_Recorded data:_
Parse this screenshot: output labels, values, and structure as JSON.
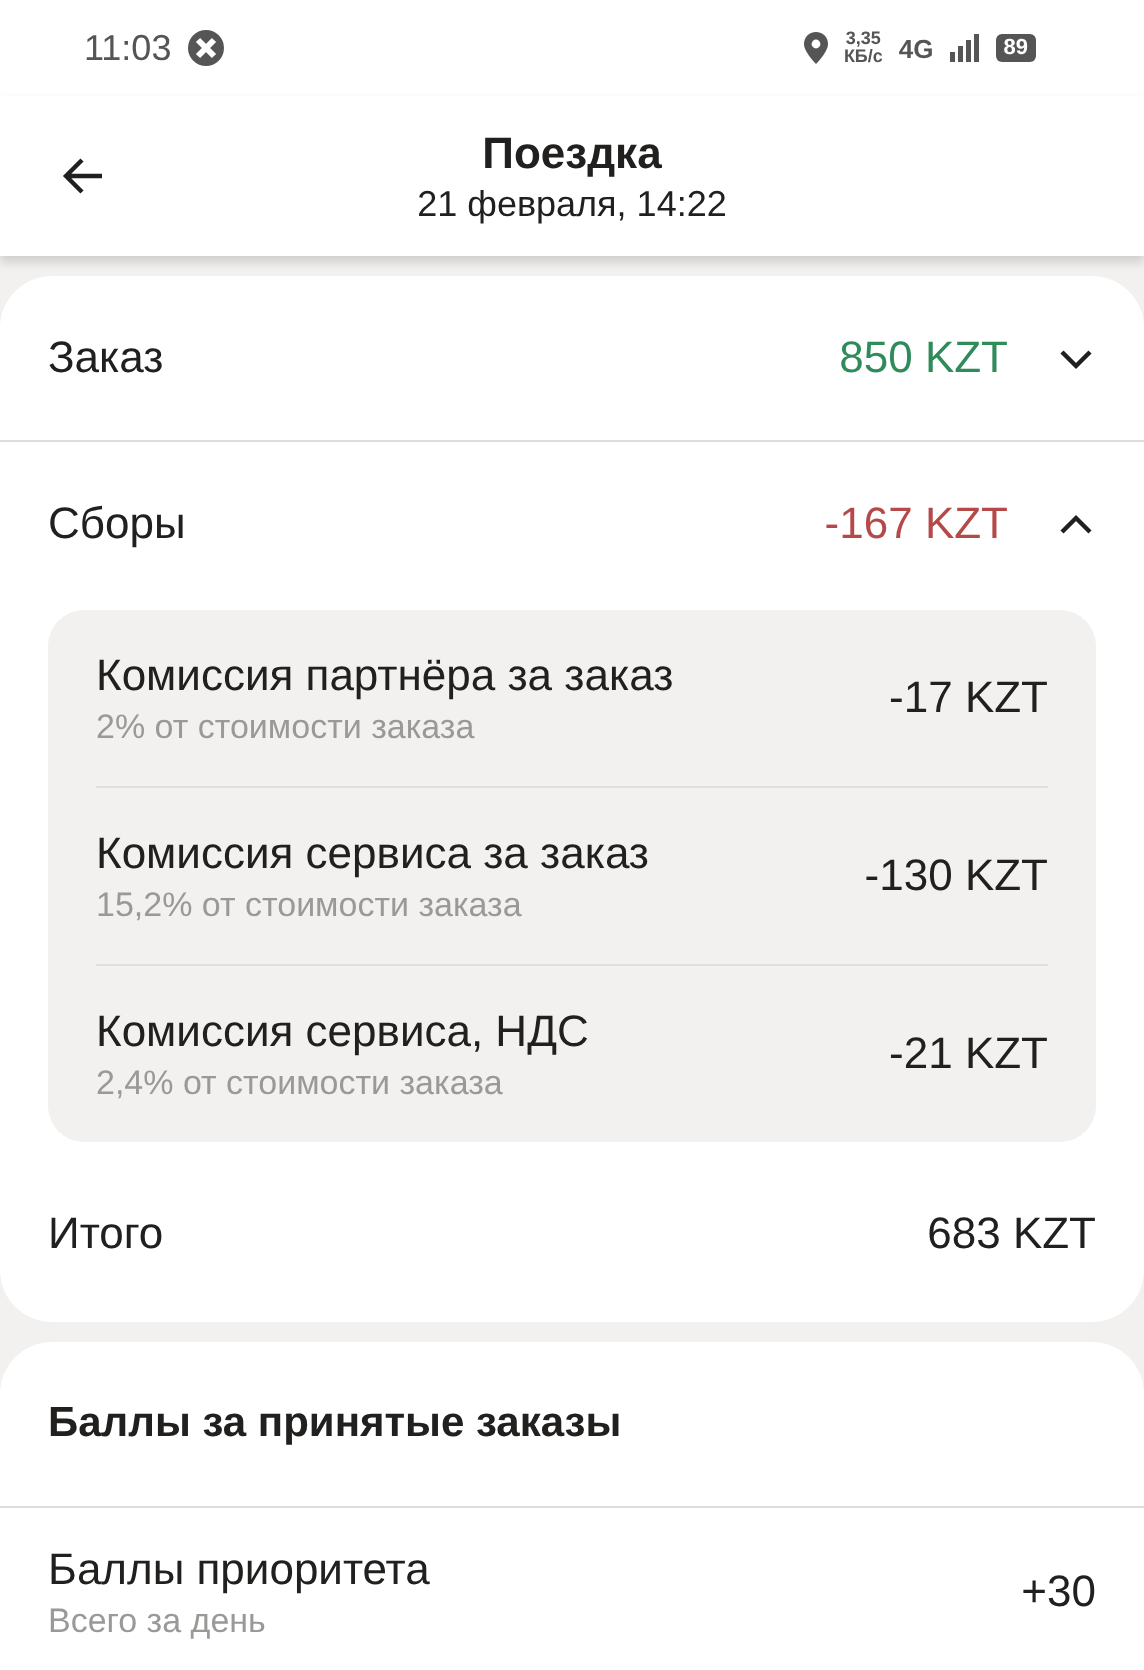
{
  "status_bar": {
    "time": "11:03",
    "speed_value": "3,35",
    "speed_unit": "КБ/с",
    "network": "4G",
    "battery": "89"
  },
  "header": {
    "title": "Поездка",
    "subtitle": "21 февраля, 14:22"
  },
  "fare": {
    "rows": [
      {
        "label": "Заказ",
        "amount": "850 KZT",
        "color": "#2e8b5a",
        "expanded": false
      },
      {
        "label": "Сборы",
        "amount": "-167 KZT",
        "color": "#b5494a",
        "expanded": true,
        "details": [
          {
            "label": "Комиссия партнёра за заказ",
            "note": "2% от стоимости заказа",
            "amount": "-17 KZT"
          },
          {
            "label": "Комиссия сервиса за заказ",
            "note": "15,2% от стоимости заказа",
            "amount": "-130 KZT"
          },
          {
            "label": "Комиссия сервиса, НДС",
            "note": "2,4% от стоимости заказа",
            "amount": "-21 KZT"
          }
        ]
      }
    ],
    "total": {
      "label": "Итого",
      "amount": "683 KZT"
    }
  },
  "points": {
    "title": "Баллы за принятые заказы",
    "rows": [
      {
        "label": "Баллы приоритета",
        "note": "Всего за день",
        "amount": "+30"
      }
    ]
  }
}
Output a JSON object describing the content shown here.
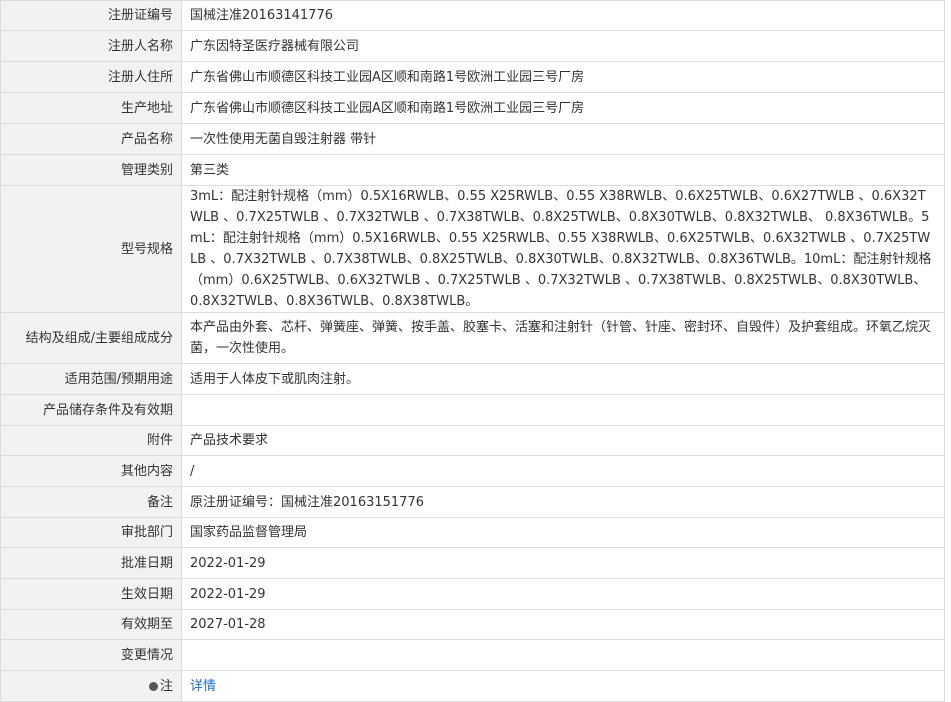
{
  "rows": [
    {
      "label": "注册证编号",
      "value": "国械注准20163141776"
    },
    {
      "label": "注册人名称",
      "value": "广东因特圣医疗器械有限公司"
    },
    {
      "label": "注册人住所",
      "value": "广东省佛山市顺德区科技工业园A区顺和南路1号欧洲工业园三号厂房"
    },
    {
      "label": "生产地址",
      "value": "广东省佛山市顺德区科技工业园A区顺和南路1号欧洲工业园三号厂房"
    },
    {
      "label": "产品名称",
      "value": "一次性使用无菌自毁注射器 带针"
    },
    {
      "label": "管理类别",
      "value": "第三类"
    },
    {
      "label": "型号规格",
      "value": "3mL：配注射针规格（mm）0.5X16RWLB、0.55 X25RWLB、0.55 X38RWLB、0.6X25TWLB、0.6X27TWLB 、0.6X32TWLB 、0.7X25TWLB 、0.7X32TWLB 、0.7X38TWLB、0.8X25TWLB、0.8X30TWLB、0.8X32TWLB、 0.8X36TWLB。5mL：配注射针规格（mm）0.5X16RWLB、0.55 X25RWLB、0.55 X38RWLB、0.6X25TWLB、0.6X32TWLB 、0.7X25TWLB 、0.7X32TWLB 、0.7X38TWLB、0.8X25TWLB、0.8X30TWLB、0.8X32TWLB、0.8X36TWLB。10mL：配注射针规格（mm）0.6X25TWLB、0.6X32TWLB 、0.7X25TWLB 、0.7X32TWLB 、0.7X38TWLB、0.8X25TWLB、0.8X30TWLB、0.8X32TWLB、0.8X36TWLB、0.8X38TWLB。"
    },
    {
      "label": "结构及组成/主要组成成分",
      "value": "本产品由外套、芯杆、弹簧座、弹簧、按手盖、胶塞卡、活塞和注射针（针管、针座、密封环、自毁件）及护套组成。环氧乙烷灭菌，一次性使用。"
    },
    {
      "label": "适用范围/预期用途",
      "value": "适用于人体皮下或肌肉注射。"
    },
    {
      "label": "产品储存条件及有效期",
      "value": ""
    },
    {
      "label": "附件",
      "value": "产品技术要求"
    },
    {
      "label": "其他内容",
      "value": "/"
    },
    {
      "label": "备注",
      "value": "原注册证编号：国械注准20163151776"
    },
    {
      "label": "审批部门",
      "value": "国家药品监督管理局"
    },
    {
      "label": "批准日期",
      "value": "2022-01-29"
    },
    {
      "label": "生效日期",
      "value": "2022-01-29"
    },
    {
      "label": "有效期至",
      "value": "2027-01-28"
    },
    {
      "label": "变更情况",
      "value": ""
    }
  ],
  "note_row": {
    "label": "注",
    "link_text": "详情"
  }
}
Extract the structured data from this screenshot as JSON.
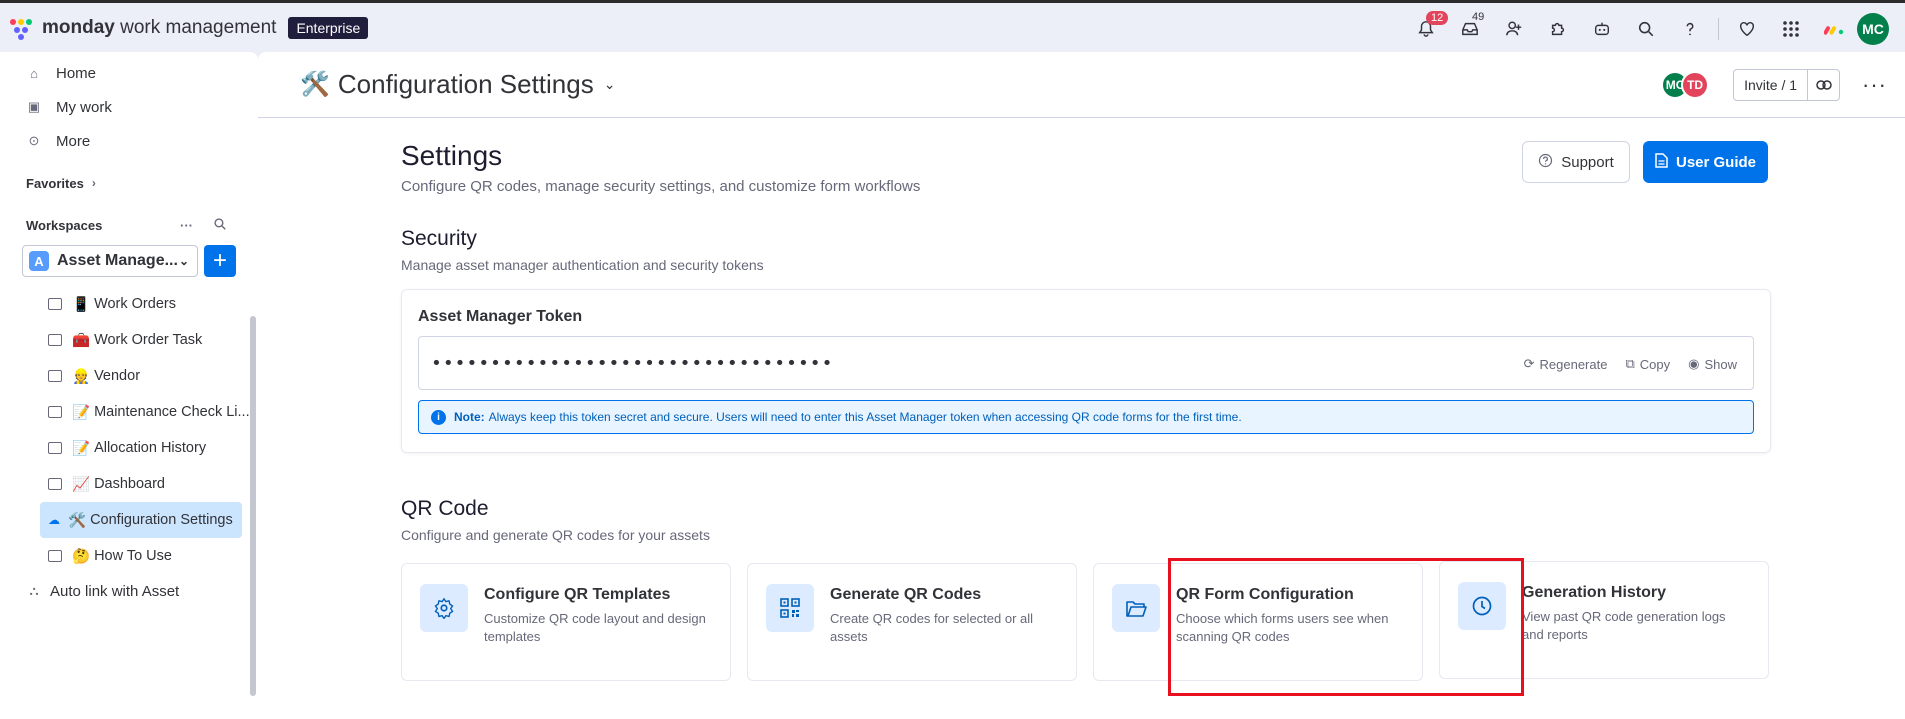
{
  "topbar": {
    "brand_bold": "monday",
    "brand_rest": " work management",
    "plan": "Enterprise",
    "notifications_count": "12",
    "inbox_count": "49",
    "user_initials": "MC"
  },
  "sidebar": {
    "nav": [
      {
        "label": "Home"
      },
      {
        "label": "My work"
      },
      {
        "label": "More"
      }
    ],
    "favorites": "Favorites",
    "workspaces": "Workspaces",
    "workspace_letter": "A",
    "workspace_name": "Asset Manage...",
    "boards": [
      {
        "emoji": "📱",
        "label": "Work Orders"
      },
      {
        "emoji": "🧰",
        "label": "Work Order Task"
      },
      {
        "emoji": "👷",
        "label": "Vendor"
      },
      {
        "emoji": "📝",
        "label": "Maintenance Check Li..."
      },
      {
        "emoji": "📝",
        "label": "Allocation History"
      },
      {
        "emoji": "📈",
        "label": "Dashboard"
      },
      {
        "emoji": "🛠️",
        "label": "Configuration Settings"
      },
      {
        "emoji": "🤔",
        "label": "How To Use"
      }
    ],
    "auto_link": "Auto link with Asset"
  },
  "header": {
    "title": "Configuration Settings",
    "emoji": "🛠️",
    "avatars": [
      "MC",
      "TD"
    ],
    "invite": "Invite / 1"
  },
  "settings": {
    "title": "Settings",
    "subtitle": "Configure QR codes, manage security settings, and customize form workflows",
    "support": "Support",
    "user_guide": "User Guide"
  },
  "security": {
    "title": "Security",
    "subtitle": "Manage asset manager authentication and security tokens",
    "card_title": "Asset Manager Token",
    "token_value": "••••••••••••••••••••••••••••••••••",
    "regenerate": "Regenerate",
    "copy": "Copy",
    "show": "Show",
    "note_label": "Note:",
    "note_text": "Always keep this token secret and secure. Users will need to enter this Asset Manager token when accessing QR code forms for the first time."
  },
  "qr": {
    "title": "QR Code",
    "subtitle": "Configure and generate QR codes for your assets",
    "cards": [
      {
        "title": "Configure QR Templates",
        "desc": "Customize QR code layout and design templates",
        "icon": "gear-icon"
      },
      {
        "title": "Generate QR Codes",
        "desc": "Create QR codes for selected or all assets",
        "icon": "qr-icon"
      },
      {
        "title": "QR Form Configuration",
        "desc": "Choose which forms users see when scanning QR codes",
        "icon": "folder-icon"
      },
      {
        "title": "Generation History",
        "desc": "View past QR code generation logs and reports",
        "icon": "clock-icon"
      }
    ]
  },
  "colors": {
    "accent": "#0073ea",
    "highlight": "#e8101e"
  }
}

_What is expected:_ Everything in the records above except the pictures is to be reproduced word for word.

_Reply to the exercise:_
Parse this screenshot: output labels, values, and structure as JSON.
{
  "status_bar": {
    "time": "11:03",
    "speed_value": "3,35",
    "speed_unit": "КБ/с",
    "network": "4G",
    "battery": "89"
  },
  "header": {
    "title": "Поездка",
    "subtitle": "21 февраля, 14:22"
  },
  "fare": {
    "rows": [
      {
        "label": "Заказ",
        "amount": "850 KZT",
        "color": "#2e8b5a",
        "expanded": false
      },
      {
        "label": "Сборы",
        "amount": "-167 KZT",
        "color": "#b5494a",
        "expanded": true,
        "details": [
          {
            "label": "Комиссия партнёра за заказ",
            "note": "2% от стоимости заказа",
            "amount": "-17 KZT"
          },
          {
            "label": "Комиссия сервиса за заказ",
            "note": "15,2% от стоимости заказа",
            "amount": "-130 KZT"
          },
          {
            "label": "Комиссия сервиса, НДС",
            "note": "2,4% от стоимости заказа",
            "amount": "-21 KZT"
          }
        ]
      }
    ],
    "total": {
      "label": "Итого",
      "amount": "683 KZT"
    }
  },
  "points": {
    "title": "Баллы за принятые заказы",
    "rows": [
      {
        "label": "Баллы приоритета",
        "note": "Всего за день",
        "amount": "+30"
      }
    ]
  }
}
Output a JSON object describing the content shown here.
{
  "rows": [
    {
      "label": "注册证编号",
      "value": "国械注准20163141776"
    },
    {
      "label": "注册人名称",
      "value": "广东因特圣医疗器械有限公司"
    },
    {
      "label": "注册人住所",
      "value": "广东省佛山市顺德区科技工业园A区顺和南路1号欧洲工业园三号厂房"
    },
    {
      "label": "生产地址",
      "value": "广东省佛山市顺德区科技工业园A区顺和南路1号欧洲工业园三号厂房"
    },
    {
      "label": "产品名称",
      "value": "一次性使用无菌自毁注射器 带针"
    },
    {
      "label": "管理类别",
      "value": "第三类"
    },
    {
      "label": "型号规格",
      "value": "3mL：配注射针规格（mm）0.5X16RWLB、0.55 X25RWLB、0.55 X38RWLB、0.6X25TWLB、0.6X27TWLB 、0.6X32TWLB 、0.7X25TWLB 、0.7X32TWLB 、0.7X38TWLB、0.8X25TWLB、0.8X30TWLB、0.8X32TWLB、 0.8X36TWLB。5mL：配注射针规格（mm）0.5X16RWLB、0.55 X25RWLB、0.55 X38RWLB、0.6X25TWLB、0.6X32TWLB 、0.7X25TWLB 、0.7X32TWLB 、0.7X38TWLB、0.8X25TWLB、0.8X30TWLB、0.8X32TWLB、0.8X36TWLB。10mL：配注射针规格（mm）0.6X25TWLB、0.6X32TWLB 、0.7X25TWLB 、0.7X32TWLB 、0.7X38TWLB、0.8X25TWLB、0.8X30TWLB、0.8X32TWLB、0.8X36TWLB、0.8X38TWLB。"
    },
    {
      "label": "结构及组成/主要组成成分",
      "value": "本产品由外套、芯杆、弹簧座、弹簧、按手盖、胶塞卡、活塞和注射针（针管、针座、密封环、自毁件）及护套组成。环氧乙烷灭菌，一次性使用。"
    },
    {
      "label": "适用范围/预期用途",
      "value": "适用于人体皮下或肌肉注射。"
    },
    {
      "label": "产品储存条件及有效期",
      "value": ""
    },
    {
      "label": "附件",
      "value": "产品技术要求"
    },
    {
      "label": "其他内容",
      "value": "/"
    },
    {
      "label": "备注",
      "value": "原注册证编号：国械注准20163151776"
    },
    {
      "label": "审批部门",
      "value": "国家药品监督管理局"
    },
    {
      "label": "批准日期",
      "value": "2022-01-29"
    },
    {
      "label": "生效日期",
      "value": "2022-01-29"
    },
    {
      "label": "有效期至",
      "value": "2027-01-28"
    },
    {
      "label": "变更情况",
      "value": ""
    }
  ],
  "note_row": {
    "label": "注",
    "link_text": "详情"
  }
}
Extract the structured data from this screenshot as JSON.
{
  "topbar": {
    "brand_bold": "monday",
    "brand_rest": " work management",
    "plan": "Enterprise",
    "notifications_count": "12",
    "inbox_count": "49",
    "user_initials": "MC"
  },
  "sidebar": {
    "nav": [
      {
        "label": "Home"
      },
      {
        "label": "My work"
      },
      {
        "label": "More"
      }
    ],
    "favorites": "Favorites",
    "workspaces": "Workspaces",
    "workspace_letter": "A",
    "workspace_name": "Asset Manage...",
    "boards": [
      {
        "emoji": "📱",
        "label": "Work Orders"
      },
      {
        "emoji": "🧰",
        "label": "Work Order Task"
      },
      {
        "emoji": "👷",
        "label": "Vendor"
      },
      {
        "emoji": "📝",
        "label": "Maintenance Check Li..."
      },
      {
        "emoji": "📝",
        "label": "Allocation History"
      },
      {
        "emoji": "📈",
        "label": "Dashboard"
      },
      {
        "emoji": "🛠️",
        "label": "Configuration Settings"
      },
      {
        "emoji": "🤔",
        "label": "How To Use"
      }
    ],
    "auto_link": "Auto link with Asset"
  },
  "header": {
    "title": "Configuration Settings",
    "emoji": "🛠️",
    "avatars": [
      "MC",
      "TD"
    ],
    "invite": "Invite / 1"
  },
  "settings": {
    "title": "Settings",
    "subtitle": "Configure QR codes, manage security settings, and customize form workflows",
    "support": "Support",
    "user_guide": "User Guide"
  },
  "security": {
    "title": "Security",
    "subtitle": "Manage asset manager authentication and security tokens",
    "card_title": "Asset Manager Token",
    "token_value": "••••••••••••••••••••••••••••••••••",
    "regenerate": "Regenerate",
    "copy": "Copy",
    "show": "Show",
    "note_label": "Note:",
    "note_text": "Always keep this token secret and secure. Users will need to enter this Asset Manager token when accessing QR code forms for the first time."
  },
  "qr": {
    "title": "QR Code",
    "subtitle": "Configure and generate QR codes for your assets",
    "cards": [
      {
        "title": "Configure QR Templates",
        "desc": "Customize QR code layout and design templates",
        "icon": "gear-icon"
      },
      {
        "title": "Generate QR Codes",
        "desc": "Create QR codes for selected or all assets",
        "icon": "qr-icon"
      },
      {
        "title": "QR Form Configuration",
        "desc": "Choose which forms users see when scanning QR codes",
        "icon": "folder-icon"
      },
      {
        "title": "Generation History",
        "desc": "View past QR code generation logs and reports",
        "icon": "clock-icon"
      }
    ]
  },
  "colors": {
    "accent": "#0073ea",
    "highlight": "#e8101e"
  }
}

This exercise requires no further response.